# [Study material]
------------------------------
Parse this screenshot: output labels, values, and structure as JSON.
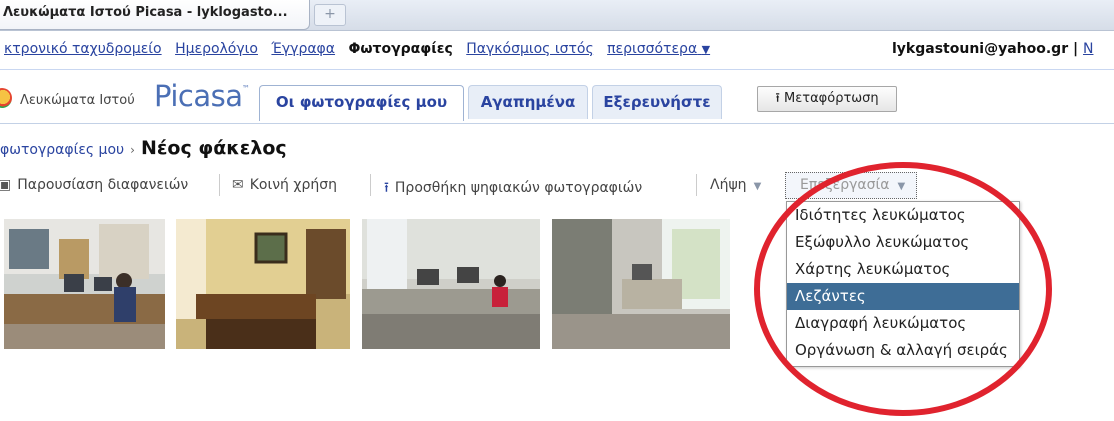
{
  "browser": {
    "tab_title": "Λευκώματα Ιστού Picasa - lyklogasto...",
    "new_tab_symbol": "+"
  },
  "google_bar": {
    "links": [
      "κτρονικό ταχυδρομείο",
      "Ημερολόγιο",
      "Έγγραφα"
    ],
    "current": "Φωτογραφίες",
    "links_after": [
      "Παγκόσμιος ιστός",
      "περισσότερα"
    ],
    "more_caret": "▼",
    "user_email": "lykgastouni@yahoo.gr",
    "divider": "|",
    "cut_link": "N"
  },
  "picasa_header": {
    "logo_text": "Λευκώματα Ιστού",
    "logo_brand": "Picasa",
    "logo_tm": "™",
    "tabs": [
      {
        "label": "Οι φωτογραφίες μου",
        "active": true
      },
      {
        "label": "Αγαπημένα",
        "active": false
      },
      {
        "label": "Εξερευνήστε",
        "active": false
      }
    ],
    "upload_label": "Μεταφόρτωση",
    "upload_icon": "upload-icon"
  },
  "breadcrumb": {
    "parent": "φωτογραφίες μου",
    "separator": "›",
    "current": "Νέος φάκελος"
  },
  "toolbar": {
    "slideshow_label": "Παρουσίαση διαφανειών",
    "share_label": "Κοινή χρήση",
    "add_photos_label": "Προσθήκη ψηφιακών φωτογραφιών",
    "download_label": "Λήψη",
    "edit_label": "Επεξεργασία",
    "caret": "▼"
  },
  "photos": [
    "office-photo-1",
    "office-photo-2",
    "office-photo-3",
    "office-photo-4"
  ],
  "edit_menu": {
    "items": [
      {
        "label": "Ιδιότητες λευκώματος",
        "selected": false
      },
      {
        "label": "Εξώφυλλο λευκώματος",
        "selected": false
      },
      {
        "label": "Χάρτης λευκώματος",
        "selected": false
      },
      {
        "label": "Λεζάντες",
        "selected": true
      },
      {
        "label": "Διαγραφή λευκώματος",
        "selected": false
      },
      {
        "label": "Οργάνωση & αλλαγή σειράς",
        "selected": false
      }
    ]
  },
  "colors": {
    "link": "#2a44a0",
    "menu_selected_bg": "#3e6d96",
    "annotation_red": "#e0232e"
  }
}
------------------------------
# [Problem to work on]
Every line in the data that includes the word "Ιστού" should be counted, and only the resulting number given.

# [Response area]
2